We all have habits in our life. You know, those are the things we do almost automatically. Like our routine when we get up in the morning, or when we sit down to enjoy a meal, or when we get ready for work. These are our habits, the way we do something. It’s the way we organize the daily activities of life.
We all pretty much know how to do them for ourselves. Yet even when we are in a relationship, we are still individuals as we continue to engage in our own routines and habits. But what if we were to do some things with the intention of doing them for the person we love.
Learning how to handle conflict in a relationship is tough, because it forces us to challenge our instincts.
When people get their feelings hurt, most of us don’t want to go near the person who hurt them. This holds true in families, with co-workers and in relationships. It’s just easier to back away when something painful happens. It’s just the way many humans are wired.
As a couples specialist I know that even with the person we love, for some of us it’s instinctive to pull away when things get messy. I work with people who love each other who just want to know what to do when they fight. They usually wonder if they could do the fighting part better so they don’t have to stay wounded and apart for so long.
As a relationship guide, I spend a lot of time simplifying the most important elements that make a good relationship. The more I teach, the more concise it gets. And I think I have it boiled down to just three parts, three important ingredients to help your relationship thrive.
While they are few in number, the steps might be considered challenging as they require a lot of thought, patience, and trust. The thought part is you thinking about the parts and actually deciding to make yourself do the work. The patience is not expecting to get things right all at once, to be able to allow yourself to develop new positive behaviors in the time it takes. The trust is so you will believe in yourself when you doubt your progress and remind yourself that you can indeed do this.

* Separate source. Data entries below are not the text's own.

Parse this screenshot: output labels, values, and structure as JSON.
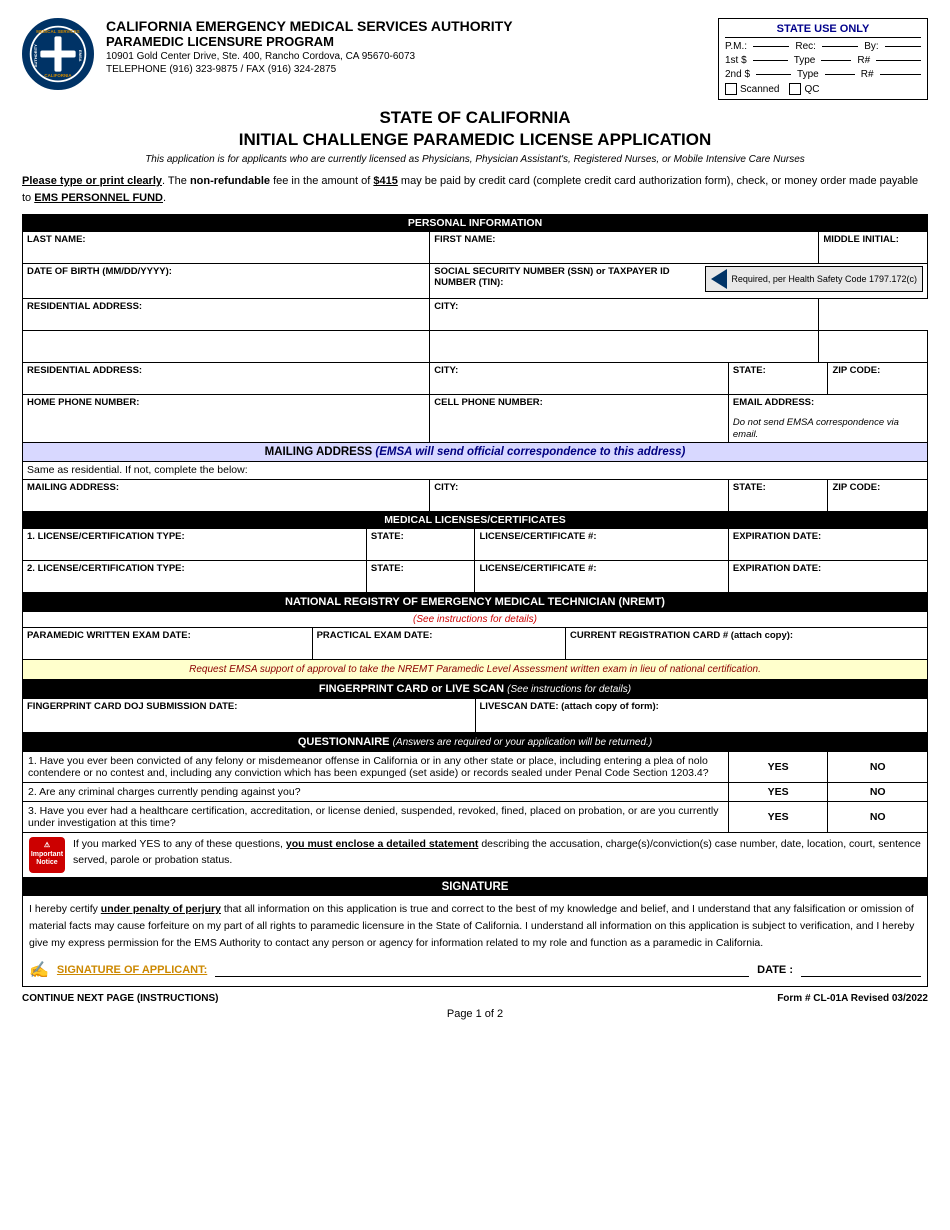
{
  "header": {
    "logo_text": "MEDICAL SERVICES\nEMSA\nAUTHORITY\nCALIFORNIA",
    "agency_name": "CALIFORNIA EMERGENCY MEDICAL SERVICES AUTHORITY",
    "program_name": "PARAMEDIC LICENSURE PROGRAM",
    "address": "10901 Gold Center Drive, Ste. 400, Rancho Cordova, CA  95670-6073",
    "telephone": "TELEPHONE (916) 323-9875 / FAX (916) 324-2875"
  },
  "state_use": {
    "title": "STATE USE ONLY",
    "pm_label": "P.M.:",
    "rec_label": "Rec:",
    "by_label": "By:",
    "first_dollar_label": "1st $",
    "type_label1": "Type",
    "r_hash1": "R#",
    "second_dollar_label": "2nd $",
    "type_label2": "Type",
    "r_hash2": "R#",
    "scanned_label": "Scanned",
    "qc_label": "QC"
  },
  "title": {
    "line1": "STATE OF CALIFORNIA",
    "line2": "INITIAL CHALLENGE PARAMEDIC LICENSE APPLICATION",
    "italics": "This application is for applicants who are currently licensed as Physicians, Physician Assistant's, Registered Nurses, or Mobile Intensive Care Nurses"
  },
  "fee_note": {
    "text_parts": {
      "before_bold": "Please type or print clearly",
      "middle": ". The ",
      "non_refundable": "non-refundable",
      "fee_text": " fee in the amount of ",
      "amount": "$415",
      "rest": " may be paid by credit card (complete credit card authorization form), check, or money order made payable to ",
      "fund": "EMS PERSONNEL FUND",
      "period": "."
    }
  },
  "personal_info": {
    "section_title": "PERSONAL INFORMATION",
    "last_name_label": "LAST NAME:",
    "first_name_label": "FIRST NAME:",
    "middle_initial_label": "MIDDLE INITIAL:",
    "dob_label": "DATE OF BIRTH (MM/DD/YYYY):",
    "ssn_label": "SOCIAL SECURITY NUMBER (SSN) or TAXPAYER ID NUMBER (TIN):",
    "required_note": "Required, per Health Safety Code 1797.172(c)",
    "address_label": "RESIDENTIAL ADDRESS:",
    "city_label": "CITY:",
    "state_label": "STATE:",
    "zip_label": "ZIP CODE:",
    "home_phone_label": "HOME PHONE NUMBER:",
    "cell_phone_label": "CELL PHONE NUMBER:",
    "email_label": "EMAIL ADDRESS:",
    "email_note": "Do not send EMSA correspondence via email."
  },
  "mailing_address": {
    "section_title": "MAILING ADDRESS",
    "section_subtitle": "(EMSA will send official correspondence to this address)",
    "same_as_label": "Same as residential.  If not, complete the below:",
    "address_label": "MAILING ADDRESS:",
    "city_label": "CITY:",
    "state_label": "STATE:",
    "zip_label": "ZIP CODE:"
  },
  "medical_licenses": {
    "section_title": "MEDICAL LICENSES/CERTIFICATES",
    "row1": {
      "num": "1.",
      "type_label": "LICENSE/CERTIFICATION TYPE:",
      "state_label": "STATE:",
      "cert_num_label": "LICENSE/CERTIFICATE #:",
      "exp_label": "EXPIRATION DATE:"
    },
    "row2": {
      "num": "2.",
      "type_label": "LICENSE/CERTIFICATION TYPE:",
      "state_label": "STATE:",
      "cert_num_label": "LICENSE/CERTIFICATE #:",
      "exp_label": "EXPIRATION DATE:"
    }
  },
  "nremt": {
    "section_title": "NATIONAL REGISTRY OF EMERGENCY MEDICAL TECHNICIAN (NREMT)",
    "subtitle": "(See instructions for details)",
    "written_exam_label": "PARAMEDIC WRITTEN EXAM DATE:",
    "practical_exam_label": "PRACTICAL EXAM DATE:",
    "reg_card_label": "CURRENT REGISTRATION CARD # (attach copy):",
    "note": "Request EMSA support of approval to take the NREMT Paramedic Level Assessment written exam in lieu of national certification."
  },
  "fingerprint": {
    "section_title": "FINGERPRINT CARD  or  LIVE SCAN",
    "section_subtitle": "(See instructions for details)",
    "doj_label": "FINGERPRINT CARD DOJ SUBMISSION DATE:",
    "livescan_label": "LIVESCAN DATE: (attach copy of form):"
  },
  "questionnaire": {
    "section_title": "QUESTIONNAIRE",
    "section_note": "(Answers are required or your application will be returned.)",
    "q1": "1.  Have you ever been convicted of any felony or misdemeanor offense in California or in any other state or place, including entering a plea of nolo contendere or no contest and, including any conviction which has been expunged (set aside) or records sealed under Penal Code Section 1203.4?",
    "q2": "2.  Are any criminal charges currently pending against you?",
    "q3": "3.  Have you ever had a healthcare certification, accreditation, or license denied, suspended, revoked, fined, placed on probation, or are you currently under investigation at this time?",
    "yes_label": "YES",
    "no_label": "NO",
    "notice_text_before": "If you marked YES to any of these questions, ",
    "notice_bold": "you must enclose a detailed statement",
    "notice_after": " describing the accusation, charge(s)/conviction(s) case number, date, location, court, sentence served, parole or probation status.",
    "notice_icon_text": "Important\nNotice"
  },
  "signature": {
    "section_title": "SIGNATURE",
    "text": "I hereby certify under penalty of perjury that all information on this application is true and correct to the best of my knowledge and belief, and I understand that any falsification or omission of material facts may cause forfeiture on my part of all rights to paramedic licensure in the State of California.  I understand all information on this application is subject to verification, and I hereby give my express permission for the EMS Authority to contact any person or agency for information related to my role and function as a paramedic in California.",
    "sig_label": "SIGNATURE OF APPLICANT:",
    "date_label": "DATE :"
  },
  "footer": {
    "continue_text": "CONTINUE NEXT PAGE (INSTRUCTIONS)",
    "form_number": "Form # CL-01A Revised 03/2022",
    "page_text": "Page 1 of 2"
  }
}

I was listening to a friend of mine talk about her family situation the other day. She was saying that when her grandson’s mother got sick, she and the mother’s best friend took care of the boy. Now that the mother is well the boy is going back to live with her. But the mother’s recovery was slow and the people parenting the child grew attached. So when the convalescence was over, and the child was about to rejoin his mother the other two temporary care-givers struggled with their own sense of loss.
My friend kept saying that everything is working out really well because all the adults involved kept asking the same question, “What is the best for the boy?” She said every time she asked herself the question she knew exactly what to do.
What if we applied this approach…to our relationships?